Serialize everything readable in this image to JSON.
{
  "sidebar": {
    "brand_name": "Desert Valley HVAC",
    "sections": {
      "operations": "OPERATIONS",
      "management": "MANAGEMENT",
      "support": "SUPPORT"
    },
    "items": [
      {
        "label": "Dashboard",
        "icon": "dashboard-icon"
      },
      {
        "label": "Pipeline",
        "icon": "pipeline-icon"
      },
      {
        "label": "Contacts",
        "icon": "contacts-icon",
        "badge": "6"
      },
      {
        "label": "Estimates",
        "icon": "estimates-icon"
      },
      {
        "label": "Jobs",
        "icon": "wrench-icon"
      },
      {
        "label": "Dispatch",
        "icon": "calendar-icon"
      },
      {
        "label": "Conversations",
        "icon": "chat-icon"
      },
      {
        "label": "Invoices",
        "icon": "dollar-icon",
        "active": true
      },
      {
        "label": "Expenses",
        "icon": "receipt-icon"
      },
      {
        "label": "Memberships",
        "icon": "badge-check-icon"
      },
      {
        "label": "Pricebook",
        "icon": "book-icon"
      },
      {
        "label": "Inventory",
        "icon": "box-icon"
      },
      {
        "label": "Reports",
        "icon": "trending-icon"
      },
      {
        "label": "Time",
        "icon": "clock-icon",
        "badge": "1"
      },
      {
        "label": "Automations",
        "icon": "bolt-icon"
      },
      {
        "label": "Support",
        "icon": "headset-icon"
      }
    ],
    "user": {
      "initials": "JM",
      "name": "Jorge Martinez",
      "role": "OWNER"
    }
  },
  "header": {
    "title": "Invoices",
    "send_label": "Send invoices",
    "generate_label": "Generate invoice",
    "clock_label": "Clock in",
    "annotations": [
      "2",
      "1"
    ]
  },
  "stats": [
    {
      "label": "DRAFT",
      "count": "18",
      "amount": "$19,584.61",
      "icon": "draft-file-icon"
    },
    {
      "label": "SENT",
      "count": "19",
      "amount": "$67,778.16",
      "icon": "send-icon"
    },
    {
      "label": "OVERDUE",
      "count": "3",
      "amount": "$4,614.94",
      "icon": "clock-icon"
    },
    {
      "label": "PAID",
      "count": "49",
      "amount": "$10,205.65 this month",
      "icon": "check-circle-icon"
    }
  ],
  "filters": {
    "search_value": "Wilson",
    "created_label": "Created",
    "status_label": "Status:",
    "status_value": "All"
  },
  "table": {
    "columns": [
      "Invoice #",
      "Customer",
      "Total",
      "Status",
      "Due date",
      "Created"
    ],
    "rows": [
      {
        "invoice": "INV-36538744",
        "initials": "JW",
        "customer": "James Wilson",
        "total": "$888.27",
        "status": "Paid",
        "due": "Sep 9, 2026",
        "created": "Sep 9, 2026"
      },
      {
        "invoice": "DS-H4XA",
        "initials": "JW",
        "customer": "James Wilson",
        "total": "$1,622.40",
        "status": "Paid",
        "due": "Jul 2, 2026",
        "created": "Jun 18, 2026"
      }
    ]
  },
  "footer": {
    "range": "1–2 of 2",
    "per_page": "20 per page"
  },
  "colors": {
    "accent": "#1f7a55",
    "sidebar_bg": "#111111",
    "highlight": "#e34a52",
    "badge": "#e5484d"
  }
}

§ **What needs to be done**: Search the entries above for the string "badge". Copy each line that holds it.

§ **Written reply**:
        "badge": "6"
        "icon": "badge-check-icon"
        "badge": "1"
    "badge": "#e5484d"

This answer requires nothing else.